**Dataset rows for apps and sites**
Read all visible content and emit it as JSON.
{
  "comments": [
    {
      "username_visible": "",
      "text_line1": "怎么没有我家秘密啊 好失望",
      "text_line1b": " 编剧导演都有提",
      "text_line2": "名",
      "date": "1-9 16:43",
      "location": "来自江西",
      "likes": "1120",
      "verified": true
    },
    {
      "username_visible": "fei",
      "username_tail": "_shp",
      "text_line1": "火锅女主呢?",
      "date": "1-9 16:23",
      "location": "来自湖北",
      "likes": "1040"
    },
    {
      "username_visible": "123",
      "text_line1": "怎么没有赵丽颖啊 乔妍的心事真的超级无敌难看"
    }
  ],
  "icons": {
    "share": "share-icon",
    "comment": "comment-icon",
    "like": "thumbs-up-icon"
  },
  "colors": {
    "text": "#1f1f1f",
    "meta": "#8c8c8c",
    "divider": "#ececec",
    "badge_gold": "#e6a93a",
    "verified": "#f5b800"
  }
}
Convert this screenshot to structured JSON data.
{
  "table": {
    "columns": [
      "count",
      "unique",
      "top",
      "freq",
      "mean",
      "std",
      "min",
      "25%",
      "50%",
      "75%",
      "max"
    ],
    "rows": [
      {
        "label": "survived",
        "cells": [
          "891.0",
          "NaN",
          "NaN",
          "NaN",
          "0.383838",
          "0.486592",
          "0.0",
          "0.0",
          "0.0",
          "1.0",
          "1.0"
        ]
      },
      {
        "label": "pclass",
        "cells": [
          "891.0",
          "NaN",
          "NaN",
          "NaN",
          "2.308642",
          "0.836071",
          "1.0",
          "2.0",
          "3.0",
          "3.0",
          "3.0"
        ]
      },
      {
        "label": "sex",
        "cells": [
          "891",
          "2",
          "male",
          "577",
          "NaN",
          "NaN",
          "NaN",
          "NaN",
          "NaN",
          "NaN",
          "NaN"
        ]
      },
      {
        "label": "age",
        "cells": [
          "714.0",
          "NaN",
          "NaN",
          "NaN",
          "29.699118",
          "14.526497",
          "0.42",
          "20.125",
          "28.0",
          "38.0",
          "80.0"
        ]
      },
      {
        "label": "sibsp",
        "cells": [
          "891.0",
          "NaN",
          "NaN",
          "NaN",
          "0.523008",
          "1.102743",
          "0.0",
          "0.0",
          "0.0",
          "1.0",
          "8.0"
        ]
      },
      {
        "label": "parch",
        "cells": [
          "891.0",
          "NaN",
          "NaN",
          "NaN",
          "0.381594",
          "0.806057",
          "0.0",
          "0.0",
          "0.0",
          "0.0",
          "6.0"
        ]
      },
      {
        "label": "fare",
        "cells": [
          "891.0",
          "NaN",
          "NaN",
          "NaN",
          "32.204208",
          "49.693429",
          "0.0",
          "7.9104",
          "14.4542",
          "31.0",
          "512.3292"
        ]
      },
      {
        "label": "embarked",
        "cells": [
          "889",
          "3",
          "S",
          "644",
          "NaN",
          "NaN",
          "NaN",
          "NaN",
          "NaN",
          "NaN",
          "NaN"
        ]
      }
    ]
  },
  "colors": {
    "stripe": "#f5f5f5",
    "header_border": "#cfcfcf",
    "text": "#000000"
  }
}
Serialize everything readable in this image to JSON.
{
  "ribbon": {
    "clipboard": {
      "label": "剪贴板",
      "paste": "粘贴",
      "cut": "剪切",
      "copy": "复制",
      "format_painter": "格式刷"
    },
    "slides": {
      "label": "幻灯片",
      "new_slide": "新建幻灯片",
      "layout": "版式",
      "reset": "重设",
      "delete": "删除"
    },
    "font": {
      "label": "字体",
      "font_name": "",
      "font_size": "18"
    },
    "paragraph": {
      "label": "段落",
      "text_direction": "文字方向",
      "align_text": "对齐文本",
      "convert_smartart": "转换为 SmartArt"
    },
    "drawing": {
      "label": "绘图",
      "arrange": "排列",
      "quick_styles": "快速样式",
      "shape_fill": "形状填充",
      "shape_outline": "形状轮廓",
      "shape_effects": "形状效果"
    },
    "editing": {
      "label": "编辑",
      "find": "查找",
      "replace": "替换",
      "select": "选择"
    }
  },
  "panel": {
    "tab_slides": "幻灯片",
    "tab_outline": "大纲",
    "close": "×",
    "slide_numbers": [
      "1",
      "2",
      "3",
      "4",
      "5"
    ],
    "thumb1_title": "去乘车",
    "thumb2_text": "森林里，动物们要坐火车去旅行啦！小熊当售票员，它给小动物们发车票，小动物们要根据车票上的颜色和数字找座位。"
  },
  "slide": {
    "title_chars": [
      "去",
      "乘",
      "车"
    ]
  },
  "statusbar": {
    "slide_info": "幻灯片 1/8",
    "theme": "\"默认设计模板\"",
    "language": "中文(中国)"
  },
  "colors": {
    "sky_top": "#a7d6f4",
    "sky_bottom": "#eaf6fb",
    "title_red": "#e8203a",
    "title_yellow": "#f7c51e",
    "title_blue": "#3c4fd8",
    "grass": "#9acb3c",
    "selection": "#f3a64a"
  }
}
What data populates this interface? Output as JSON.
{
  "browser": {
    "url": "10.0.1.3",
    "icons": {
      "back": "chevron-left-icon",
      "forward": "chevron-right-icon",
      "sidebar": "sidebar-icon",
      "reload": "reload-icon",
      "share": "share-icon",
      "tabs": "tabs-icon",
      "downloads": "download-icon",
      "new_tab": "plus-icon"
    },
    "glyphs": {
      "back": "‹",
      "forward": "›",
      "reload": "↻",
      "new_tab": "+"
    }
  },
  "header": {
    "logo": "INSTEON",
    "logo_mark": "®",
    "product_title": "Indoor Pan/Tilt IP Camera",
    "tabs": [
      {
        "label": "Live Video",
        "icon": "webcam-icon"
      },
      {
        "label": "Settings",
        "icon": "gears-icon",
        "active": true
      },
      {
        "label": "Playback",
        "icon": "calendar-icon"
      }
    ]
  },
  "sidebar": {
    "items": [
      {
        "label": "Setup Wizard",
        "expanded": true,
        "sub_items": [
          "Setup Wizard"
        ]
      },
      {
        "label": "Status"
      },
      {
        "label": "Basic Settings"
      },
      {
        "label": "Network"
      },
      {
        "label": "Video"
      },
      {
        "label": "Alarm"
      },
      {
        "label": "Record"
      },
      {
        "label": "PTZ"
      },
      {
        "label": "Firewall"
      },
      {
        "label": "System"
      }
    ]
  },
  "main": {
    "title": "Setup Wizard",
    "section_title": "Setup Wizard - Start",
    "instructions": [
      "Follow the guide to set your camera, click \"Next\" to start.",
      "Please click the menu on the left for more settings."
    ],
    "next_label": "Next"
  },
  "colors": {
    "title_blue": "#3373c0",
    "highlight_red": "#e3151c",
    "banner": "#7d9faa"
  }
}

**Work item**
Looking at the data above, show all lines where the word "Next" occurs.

**Written response**
      "Follow the guide to set your camera, click \"Next\" to start.",
    "next_label": "Next"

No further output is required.